But the reason why I still continue to hedge and question if Ramzy was in fact in violation of the law, as opposed to just these regulations, is because when read in conjunction with China’s Exit-Entry Administration Law (“Exit-Entry Law”), Ramzy’s situation is a little less clear. The Foreign Media Regs do not address what happens when the prior press card is canceled but the journalist is waiting on a new press card to be issued. But the Exit-Entry Law permits an individual to stay until the expiration of a residency permit even when an application for a new one was denied (see Exit-Entry Law, Arts.29 & 32). Additionally, the Regulations on Exit-Entry Aministration for Foreign Nationals (“Exit-Entry Regs”), which further define the Exit-Entry Law, acknowledge that there will be times when the visa and residence permit process is delayed. In those situations, the foreign national can rely on the “acceptance notice” from the Public Security Bureau (“PSB”) to lawfully reside in China until her visa or residency permit is processed (Exit-Entry Regs, Arts. 13 & 18).
The Exit-Entry Regs do not apply to MOFA in its review of press cards, but did it take a page from the Exit-Entry Reg’s play book?

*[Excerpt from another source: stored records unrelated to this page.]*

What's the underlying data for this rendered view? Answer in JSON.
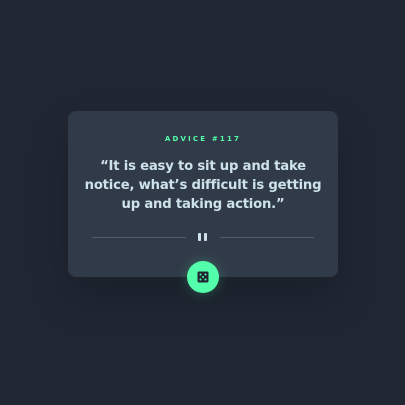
{
  "advice": {
    "id_label": "ADVICE #117",
    "quote": "“It is easy to sit up and take notice, what’s difficult is getting up and taking action.”"
  },
  "icons": {
    "divider": "pause-icon",
    "button": "dice-icon"
  },
  "colors": {
    "background": "#202733",
    "card": "#313A48",
    "accent": "#53FFAA",
    "text": "#CEE3E9",
    "divider": "#4F5D74"
  }
}
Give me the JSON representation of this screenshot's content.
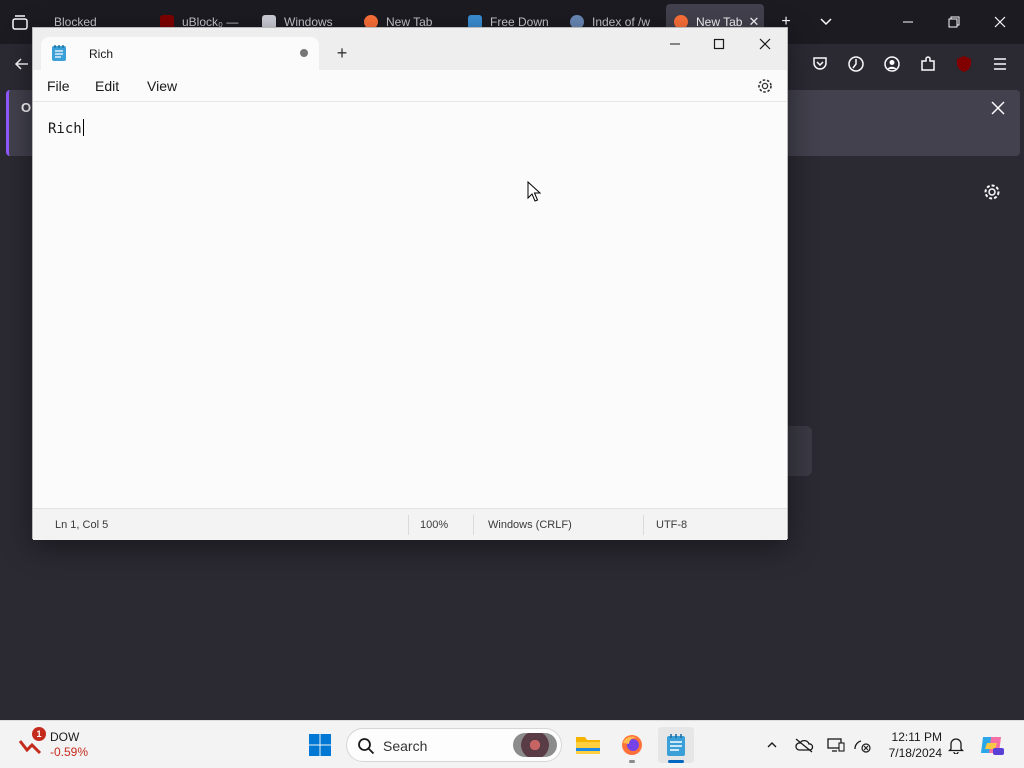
{
  "firefox": {
    "tabs": [
      {
        "label": "Blocked",
        "icon": "blocked-icon"
      },
      {
        "label": "uBlock₀ —",
        "icon": "ublock-icon"
      },
      {
        "label": "Windows",
        "icon": "trash-icon"
      },
      {
        "label": "New Tab",
        "icon": "firefox-icon"
      },
      {
        "label": "Free Down",
        "icon": "download-site-icon"
      },
      {
        "label": "Index of /w",
        "icon": "globe-icon"
      },
      {
        "label": "New Tab",
        "icon": "firefox-icon"
      }
    ],
    "notice_visible_text": "O",
    "accent": "#9059ff"
  },
  "notepad": {
    "tab_title": "Rich",
    "menu": {
      "file": "File",
      "edit": "Edit",
      "view": "View"
    },
    "content": "Rich",
    "status": {
      "position": "Ln 1, Col 5",
      "zoom": "100%",
      "line_ending": "Windows (CRLF)",
      "encoding": "UTF-8"
    }
  },
  "taskbar": {
    "stock": {
      "name": "DOW",
      "change": "-0.59%",
      "badge": "1"
    },
    "search_placeholder": "Search",
    "clock": {
      "time": "12:11 PM",
      "date": "7/18/2024"
    },
    "accent": "#0067c0"
  }
}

Did MOFA reassure Ramzy and the New York Times that with MOFA’s acceptance of the application, Ramzy could continue to reside in China on his Time Magazine visa and resident permit until the new press card was processed? Article 21 of the Foreign Media Regs leaves it within the discretion of MOFA to determine the penalty, if any, for a violation of the Foreign Media Regs. Unfortunately, emails to the executive and managing editors of the New York Times for clarification were not answered.
But at any rate, what the Ramzy incident reflects is that journalism just got a heck of a lot harder in China, especially for any news agency that seeks to cover sensitive issues. Back at the beginning of January, Jill Abramson, the New York Times‘ executive editor, seemed to think things had blown over in China, that the earlier problems in securing journalist visas for their reporters had mostly been resolved. But Abramson spoke too soon because with the Ramzy incident, the Chinese government just stepped up its game.
This is not the first time that the Chinese government has cited to law to provide a veneer of legality in its efforts to suppress criticism (or
more aptly suppress criticism that is not directed by the Party). Chinese public interest lawyers and activists have been treated in a similar fashion. Liu Xiaobo is likely the last activist the West will see tried for “subversion of state power” and since the lawless abduction of civil rights attorney Gao Zhisheng, the recent prosecutions have been “in accordance with law.” The Chinese government has become increasingly sophisticated in how it handles what it perceives as threats to its one-party rule. In January, rights lawyer Xu Zhiyong was tried and found guilty for disturbing public order. Back in 2010, civil rights lawyers Tang Jitian and Liu Wei were disbarred on highly technical regulations that govern the legal profession. By turning to more administrative and technical punishments, the Chinese government can state that it is merely following the law, a defense it has come to realize the West finds a bit harder to counter.
Similarly, the Chinese government now appears to be using the same strategy with foreign journalists and the visa application process. It’s a labyrinth of regulations, making it easy for the Chinese government to point to a violation. With the Ramzy incident, foreign media outlets in China can no longer rely on the assurances of MOFA or even how things were done in the past.
Ramzy might have been the sole casualty of the New York Times-China feud for the 2013 cycle. But his forced departure is a game-changer and should be a warning to the U.S. government and U.S. media outlets that they too need to step up their game; things are far from “blown over.”